I would give the school 2 1/2 stars if possible. As in, "pretty bad, but not hopeless." My child just began as a freshman this year. It's possible my assessment will change as time goes on, but my first impressions haven't been great. Your kid is just a number here. The teachers seem to barely know, or care about them. They make a big show of giving out email addresses and phone numbers at the beginning of term, but good luck getting them to reply to any parent email. My kid was having trouble in a class last term, and three emails went unanswered by the teacher. Same thing with a different teacher this term. Parents are clearly just an annoyance to be ignored here. Oh, and don't count on your kid getting a hot lunch they actually have time to eat. There are 2 half-hour lunch periods for the entire school of 1500 kids. Huge lines. My kid and his friends call them the "Soviet Bread Lines." We pack a lunch every day--if we didn't, our son would have like 5 minutes to eat, after standing in line for 25 minutes. Why they can only use the cafeteria for an hour a day is beyond me. Upside (yes, there is some positive stuff): good student culture. My son made a lot of new friends. The kids see themselves as united against an impersonal system, I'm guessing. A few good teachers who are shining lights in this bleak, factory-like institution. Most of the teachers, however, see their role as adversarial, spend a lot of time yelling at kids and making sure they know that learning takes a distant back seat to...well, not sure what. Getting through the hour? Ways to improve: make teachers more responsive to parents and students. Have at least some discussion classes that get kids engaged (my son spends almost every class just doing worksheets). And maybe the principal could come out of his office once in a while and talk to students--to me, this is one sign of a good school. The principal here seems to hide in his office all day--my son said he appears at lunch once in a great while, and is always talking to another adult, never to any student. All in all not what we were hoping for. But my son likes the social atmosphere a lot, and so we will try to stick it out until he's paroled--oops, I mean graduates--in three years.

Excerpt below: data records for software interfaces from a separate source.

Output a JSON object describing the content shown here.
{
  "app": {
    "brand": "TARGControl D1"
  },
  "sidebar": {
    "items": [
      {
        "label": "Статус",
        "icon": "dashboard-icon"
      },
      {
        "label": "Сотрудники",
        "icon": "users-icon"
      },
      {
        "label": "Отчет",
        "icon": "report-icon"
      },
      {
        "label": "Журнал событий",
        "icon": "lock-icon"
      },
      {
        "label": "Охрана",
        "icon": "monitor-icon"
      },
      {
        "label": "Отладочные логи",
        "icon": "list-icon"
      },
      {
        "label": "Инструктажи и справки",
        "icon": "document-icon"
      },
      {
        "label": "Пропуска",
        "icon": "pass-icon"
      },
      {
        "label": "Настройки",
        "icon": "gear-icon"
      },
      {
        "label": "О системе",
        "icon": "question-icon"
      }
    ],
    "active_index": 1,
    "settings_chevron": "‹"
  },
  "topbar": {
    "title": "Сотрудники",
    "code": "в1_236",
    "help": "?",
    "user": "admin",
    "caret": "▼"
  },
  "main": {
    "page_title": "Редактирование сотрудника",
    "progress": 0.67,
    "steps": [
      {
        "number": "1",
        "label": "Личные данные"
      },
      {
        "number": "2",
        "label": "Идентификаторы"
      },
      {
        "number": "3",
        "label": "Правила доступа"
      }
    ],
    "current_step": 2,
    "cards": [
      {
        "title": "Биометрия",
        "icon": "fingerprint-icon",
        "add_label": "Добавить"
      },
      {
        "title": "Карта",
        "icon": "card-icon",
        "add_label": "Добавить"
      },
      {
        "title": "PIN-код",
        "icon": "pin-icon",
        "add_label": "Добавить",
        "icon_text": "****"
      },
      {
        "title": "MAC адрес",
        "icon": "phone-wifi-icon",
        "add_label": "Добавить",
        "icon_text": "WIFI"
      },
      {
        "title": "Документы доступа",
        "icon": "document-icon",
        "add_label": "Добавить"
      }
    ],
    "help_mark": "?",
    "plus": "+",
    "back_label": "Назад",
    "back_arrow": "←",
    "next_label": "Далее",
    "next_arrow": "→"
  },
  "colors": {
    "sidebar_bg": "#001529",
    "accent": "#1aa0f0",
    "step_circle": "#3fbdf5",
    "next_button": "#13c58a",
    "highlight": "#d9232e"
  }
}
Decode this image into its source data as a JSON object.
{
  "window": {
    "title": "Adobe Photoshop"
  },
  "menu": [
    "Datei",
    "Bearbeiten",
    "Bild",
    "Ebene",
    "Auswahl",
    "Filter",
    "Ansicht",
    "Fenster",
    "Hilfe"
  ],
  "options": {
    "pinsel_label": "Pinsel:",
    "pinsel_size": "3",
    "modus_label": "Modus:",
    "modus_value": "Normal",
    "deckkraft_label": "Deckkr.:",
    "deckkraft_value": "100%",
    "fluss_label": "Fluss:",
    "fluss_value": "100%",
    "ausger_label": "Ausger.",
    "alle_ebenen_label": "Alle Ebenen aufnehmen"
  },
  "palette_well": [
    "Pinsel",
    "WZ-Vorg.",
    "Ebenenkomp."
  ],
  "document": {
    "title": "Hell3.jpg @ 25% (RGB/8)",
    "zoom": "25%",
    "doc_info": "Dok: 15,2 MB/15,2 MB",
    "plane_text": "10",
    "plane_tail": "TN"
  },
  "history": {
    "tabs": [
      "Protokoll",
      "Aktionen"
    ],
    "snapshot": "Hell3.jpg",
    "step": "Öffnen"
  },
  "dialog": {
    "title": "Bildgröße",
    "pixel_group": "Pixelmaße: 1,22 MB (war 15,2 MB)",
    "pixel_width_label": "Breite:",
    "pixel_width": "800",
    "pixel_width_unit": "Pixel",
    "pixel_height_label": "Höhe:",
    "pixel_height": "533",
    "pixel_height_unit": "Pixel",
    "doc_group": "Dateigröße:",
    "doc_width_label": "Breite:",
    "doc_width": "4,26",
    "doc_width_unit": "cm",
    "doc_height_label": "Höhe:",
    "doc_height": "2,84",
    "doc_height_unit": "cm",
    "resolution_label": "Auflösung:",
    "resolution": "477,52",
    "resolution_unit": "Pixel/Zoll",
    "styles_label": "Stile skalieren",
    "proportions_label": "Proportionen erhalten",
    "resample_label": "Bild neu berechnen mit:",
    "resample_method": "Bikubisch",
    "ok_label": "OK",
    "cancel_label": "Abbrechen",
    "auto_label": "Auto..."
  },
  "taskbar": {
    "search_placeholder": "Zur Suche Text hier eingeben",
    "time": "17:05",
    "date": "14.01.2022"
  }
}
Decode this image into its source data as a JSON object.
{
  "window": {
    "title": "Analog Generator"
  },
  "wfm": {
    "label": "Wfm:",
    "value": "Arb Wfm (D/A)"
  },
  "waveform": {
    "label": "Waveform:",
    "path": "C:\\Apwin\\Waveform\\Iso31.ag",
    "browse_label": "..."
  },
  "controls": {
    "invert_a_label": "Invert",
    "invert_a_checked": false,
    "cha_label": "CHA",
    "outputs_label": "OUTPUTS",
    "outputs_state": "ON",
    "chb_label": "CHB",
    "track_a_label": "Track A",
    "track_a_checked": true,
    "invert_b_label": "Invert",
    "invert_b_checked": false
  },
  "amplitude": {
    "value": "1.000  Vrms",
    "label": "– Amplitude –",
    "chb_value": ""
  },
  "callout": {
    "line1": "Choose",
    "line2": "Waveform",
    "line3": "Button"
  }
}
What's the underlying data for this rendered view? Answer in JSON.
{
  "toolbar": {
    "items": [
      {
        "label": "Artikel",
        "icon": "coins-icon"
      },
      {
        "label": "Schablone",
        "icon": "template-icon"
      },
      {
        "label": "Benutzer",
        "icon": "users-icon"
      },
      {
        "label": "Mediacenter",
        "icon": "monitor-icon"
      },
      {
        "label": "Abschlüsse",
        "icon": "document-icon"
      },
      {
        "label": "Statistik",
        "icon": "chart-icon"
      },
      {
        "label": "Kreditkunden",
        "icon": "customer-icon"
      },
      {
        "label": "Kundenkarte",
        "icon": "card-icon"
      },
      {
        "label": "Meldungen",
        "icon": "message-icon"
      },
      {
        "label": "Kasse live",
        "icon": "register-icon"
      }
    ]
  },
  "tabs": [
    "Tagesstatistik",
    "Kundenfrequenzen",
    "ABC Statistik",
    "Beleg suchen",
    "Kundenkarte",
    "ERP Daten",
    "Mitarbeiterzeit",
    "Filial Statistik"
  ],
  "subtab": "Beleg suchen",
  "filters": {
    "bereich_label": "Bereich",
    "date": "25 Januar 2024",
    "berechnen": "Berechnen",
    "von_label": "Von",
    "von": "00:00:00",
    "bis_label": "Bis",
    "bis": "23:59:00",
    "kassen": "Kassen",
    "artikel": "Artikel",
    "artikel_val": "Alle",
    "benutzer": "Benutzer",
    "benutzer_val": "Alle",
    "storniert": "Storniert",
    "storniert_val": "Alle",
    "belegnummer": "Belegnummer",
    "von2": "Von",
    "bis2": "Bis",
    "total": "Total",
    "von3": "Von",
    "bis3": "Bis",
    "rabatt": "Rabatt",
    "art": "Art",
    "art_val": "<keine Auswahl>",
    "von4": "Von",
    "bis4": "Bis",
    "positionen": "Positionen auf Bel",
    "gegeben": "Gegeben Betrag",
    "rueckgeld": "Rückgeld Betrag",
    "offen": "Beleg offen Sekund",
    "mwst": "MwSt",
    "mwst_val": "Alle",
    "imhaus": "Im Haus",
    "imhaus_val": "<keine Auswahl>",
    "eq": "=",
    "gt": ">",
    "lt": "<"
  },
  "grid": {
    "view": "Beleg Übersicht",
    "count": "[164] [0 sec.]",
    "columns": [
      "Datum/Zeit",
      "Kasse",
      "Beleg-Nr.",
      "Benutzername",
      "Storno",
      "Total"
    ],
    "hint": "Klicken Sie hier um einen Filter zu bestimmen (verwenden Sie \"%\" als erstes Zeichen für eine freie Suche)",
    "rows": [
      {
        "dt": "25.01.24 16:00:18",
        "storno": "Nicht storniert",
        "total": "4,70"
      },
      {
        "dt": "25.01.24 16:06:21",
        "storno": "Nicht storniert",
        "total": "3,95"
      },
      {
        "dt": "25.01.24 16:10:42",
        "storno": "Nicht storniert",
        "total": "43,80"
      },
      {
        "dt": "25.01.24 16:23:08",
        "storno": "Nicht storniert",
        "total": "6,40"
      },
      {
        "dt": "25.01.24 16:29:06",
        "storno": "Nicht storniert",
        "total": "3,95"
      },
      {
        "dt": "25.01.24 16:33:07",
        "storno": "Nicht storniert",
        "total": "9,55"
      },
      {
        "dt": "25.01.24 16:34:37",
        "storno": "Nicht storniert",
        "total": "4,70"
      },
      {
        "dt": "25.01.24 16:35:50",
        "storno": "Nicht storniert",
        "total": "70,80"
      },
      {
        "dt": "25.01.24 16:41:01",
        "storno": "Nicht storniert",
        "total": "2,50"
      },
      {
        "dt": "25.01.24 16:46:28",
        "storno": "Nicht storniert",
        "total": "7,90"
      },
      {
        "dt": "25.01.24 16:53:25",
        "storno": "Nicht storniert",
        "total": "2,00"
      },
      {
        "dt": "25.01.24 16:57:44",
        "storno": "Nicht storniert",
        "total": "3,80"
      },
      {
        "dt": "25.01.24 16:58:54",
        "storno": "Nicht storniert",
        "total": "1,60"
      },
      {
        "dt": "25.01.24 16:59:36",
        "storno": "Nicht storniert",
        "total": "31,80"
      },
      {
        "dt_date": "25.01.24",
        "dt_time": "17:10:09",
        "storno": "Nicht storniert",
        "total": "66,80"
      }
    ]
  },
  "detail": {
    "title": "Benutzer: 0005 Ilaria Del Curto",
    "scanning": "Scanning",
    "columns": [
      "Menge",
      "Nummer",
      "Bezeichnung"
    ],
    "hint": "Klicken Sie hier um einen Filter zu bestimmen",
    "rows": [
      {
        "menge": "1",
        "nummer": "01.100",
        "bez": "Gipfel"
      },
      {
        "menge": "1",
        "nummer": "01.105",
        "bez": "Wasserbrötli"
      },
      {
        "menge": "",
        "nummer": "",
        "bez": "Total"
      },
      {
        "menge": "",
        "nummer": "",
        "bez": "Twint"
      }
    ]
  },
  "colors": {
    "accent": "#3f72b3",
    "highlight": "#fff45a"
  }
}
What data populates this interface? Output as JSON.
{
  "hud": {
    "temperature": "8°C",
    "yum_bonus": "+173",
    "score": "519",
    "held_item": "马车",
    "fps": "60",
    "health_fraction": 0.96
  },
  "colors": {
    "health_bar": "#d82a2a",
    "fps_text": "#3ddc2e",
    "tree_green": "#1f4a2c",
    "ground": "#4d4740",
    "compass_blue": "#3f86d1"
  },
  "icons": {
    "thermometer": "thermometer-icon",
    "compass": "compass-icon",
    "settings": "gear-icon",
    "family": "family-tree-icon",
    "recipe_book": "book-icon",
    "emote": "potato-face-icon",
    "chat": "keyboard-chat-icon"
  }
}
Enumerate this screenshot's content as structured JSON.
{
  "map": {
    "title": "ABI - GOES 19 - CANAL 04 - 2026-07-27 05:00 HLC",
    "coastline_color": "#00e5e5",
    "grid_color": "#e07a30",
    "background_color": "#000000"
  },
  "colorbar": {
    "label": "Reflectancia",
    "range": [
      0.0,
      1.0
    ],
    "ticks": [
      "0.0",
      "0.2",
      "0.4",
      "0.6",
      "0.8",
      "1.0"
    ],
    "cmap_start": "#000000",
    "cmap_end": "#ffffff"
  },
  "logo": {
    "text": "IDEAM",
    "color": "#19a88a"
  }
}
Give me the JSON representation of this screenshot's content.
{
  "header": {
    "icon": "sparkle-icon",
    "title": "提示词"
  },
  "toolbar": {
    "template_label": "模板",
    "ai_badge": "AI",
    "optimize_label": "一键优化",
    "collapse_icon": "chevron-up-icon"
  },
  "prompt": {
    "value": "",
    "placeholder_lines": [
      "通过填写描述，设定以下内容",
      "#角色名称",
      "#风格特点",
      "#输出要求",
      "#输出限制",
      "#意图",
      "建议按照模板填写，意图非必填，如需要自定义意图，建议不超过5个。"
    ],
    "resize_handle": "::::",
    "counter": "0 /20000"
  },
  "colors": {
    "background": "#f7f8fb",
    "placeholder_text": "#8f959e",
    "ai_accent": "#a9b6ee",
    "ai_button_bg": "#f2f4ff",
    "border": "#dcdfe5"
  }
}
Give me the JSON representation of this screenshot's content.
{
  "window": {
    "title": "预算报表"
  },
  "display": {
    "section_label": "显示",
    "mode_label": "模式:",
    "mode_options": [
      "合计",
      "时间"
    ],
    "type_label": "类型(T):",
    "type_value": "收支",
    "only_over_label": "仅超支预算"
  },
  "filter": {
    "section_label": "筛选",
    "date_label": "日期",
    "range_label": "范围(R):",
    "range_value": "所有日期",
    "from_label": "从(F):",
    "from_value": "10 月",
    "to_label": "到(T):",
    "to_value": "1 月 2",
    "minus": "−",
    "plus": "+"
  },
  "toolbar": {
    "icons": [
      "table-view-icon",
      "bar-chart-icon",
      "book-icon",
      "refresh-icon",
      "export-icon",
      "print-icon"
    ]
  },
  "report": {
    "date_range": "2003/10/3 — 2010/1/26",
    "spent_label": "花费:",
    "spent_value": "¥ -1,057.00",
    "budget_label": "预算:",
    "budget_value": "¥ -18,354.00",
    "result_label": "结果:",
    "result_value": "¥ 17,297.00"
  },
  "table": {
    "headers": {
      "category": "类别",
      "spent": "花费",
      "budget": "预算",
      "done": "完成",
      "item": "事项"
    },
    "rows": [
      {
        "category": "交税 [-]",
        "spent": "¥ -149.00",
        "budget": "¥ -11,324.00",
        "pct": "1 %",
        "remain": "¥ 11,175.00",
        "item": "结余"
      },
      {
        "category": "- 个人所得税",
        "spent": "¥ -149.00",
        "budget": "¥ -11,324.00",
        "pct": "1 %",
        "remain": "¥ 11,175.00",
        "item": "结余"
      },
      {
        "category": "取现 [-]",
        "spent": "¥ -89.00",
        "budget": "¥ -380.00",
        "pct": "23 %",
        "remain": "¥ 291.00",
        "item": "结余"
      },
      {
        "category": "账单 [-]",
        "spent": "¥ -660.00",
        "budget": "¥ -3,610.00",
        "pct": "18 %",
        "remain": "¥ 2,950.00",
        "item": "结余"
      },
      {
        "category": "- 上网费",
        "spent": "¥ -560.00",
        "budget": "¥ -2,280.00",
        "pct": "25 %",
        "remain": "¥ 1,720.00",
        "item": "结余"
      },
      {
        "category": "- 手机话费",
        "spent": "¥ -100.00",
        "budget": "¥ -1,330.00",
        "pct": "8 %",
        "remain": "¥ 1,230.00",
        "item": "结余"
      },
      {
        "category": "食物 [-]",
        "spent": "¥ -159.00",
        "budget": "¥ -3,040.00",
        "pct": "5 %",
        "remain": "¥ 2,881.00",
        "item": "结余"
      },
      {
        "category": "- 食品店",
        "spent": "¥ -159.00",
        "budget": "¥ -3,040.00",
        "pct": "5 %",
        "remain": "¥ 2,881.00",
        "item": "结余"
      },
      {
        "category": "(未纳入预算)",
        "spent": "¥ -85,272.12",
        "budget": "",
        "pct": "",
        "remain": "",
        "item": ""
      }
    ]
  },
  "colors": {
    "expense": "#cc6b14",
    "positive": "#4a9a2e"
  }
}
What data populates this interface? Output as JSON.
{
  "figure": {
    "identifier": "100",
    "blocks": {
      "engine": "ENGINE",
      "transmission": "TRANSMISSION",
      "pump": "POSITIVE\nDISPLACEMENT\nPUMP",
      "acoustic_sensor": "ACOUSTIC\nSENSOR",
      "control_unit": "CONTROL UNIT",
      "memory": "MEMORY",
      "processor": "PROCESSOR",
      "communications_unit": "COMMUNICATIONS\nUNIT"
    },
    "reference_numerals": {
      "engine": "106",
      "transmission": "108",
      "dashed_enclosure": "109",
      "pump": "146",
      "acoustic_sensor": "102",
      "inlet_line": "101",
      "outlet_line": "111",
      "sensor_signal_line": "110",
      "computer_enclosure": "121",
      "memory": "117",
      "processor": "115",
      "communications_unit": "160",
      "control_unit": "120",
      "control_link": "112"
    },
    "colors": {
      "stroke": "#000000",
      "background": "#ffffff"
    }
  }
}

Seriously, though, I know it's a young school. I hope they will try to make some changes, so that by senior year we can look back on a good experience.
Skyline's curriculum is like someone's dog ate their education psychology textbook and threw it up and tried to write a mission statement from the puke. They have trimesters, block schedules, school-within-a-school, mastery grading, and magnet programs, none of which they do well. As an educator I always thought that in such an educated community where a high percentage of the kids go to four year colleges it is silly, if not dangerous, for them to highly specialize. Students from Ann Arbor have been getting into engineering at UM just fine without magnet programs. What they need is a program to help more students (poor students) get the broad education to get to four year colleges. As a parent of a special ed student I was appalled that I was told at an IEP meeting that my child couldn't pass a class, then I went home and put together a spreadsheet taking into account the 80% mastery weighting and sure enough, my child could have passed with a C with last project. They shouldn't have a system they don't understand and can't work with. The old principal was terrible. The new one is ineffective, particularly if your kid has special ed issues.
Skyline is a terrific school, and improving every year. It's a new school, and has only had a few graduating classes. But already it's turning out as many national merit scholarship semi-finalists as Huron (and both of these schools had as many as the three Plymouth Canton high schools combined for 2014). Skyline is on trimesters, so students receive 25% more credits per year than the other high schools. Skyline also has four magnet programs, schools-within-the-school, concentrating on engineering, communications, business, and medicine. Our two kids are very happy, taking great, advanced classes including performing in an excellent band program every day. Also, some of these reviews were probably under the previous principal. The district hired a dynamic new principal for Skyline last year.
Our daughter was in the first graduating class and I would say that the post from the other student would be similar to what she said to us. She is an exceptional student, but still struggled with some bad teachers. She also said that the few good teachers were the minority there. What was most frustrating to her was the politics that the teachers and administration would play. It only got worse with playing sports. Unfortunately due to AAPS being so big, once our children went to middle school, you just feel like a number.
Cold, confining environment. Bureaucratic administration. Terrible academics; the administration gets annoyed when you try to test out because they fear becoming a "focus school." A few good teachers, but they are the minority. Students are treated as a number.
skyline high is an excellent school the part I love about it is that there are 14 students per a classroom which means that the students get more one on one time with the teacher. Also the teachers are great as well as the students. The extracurriculum is amazing and my daughter just loves it.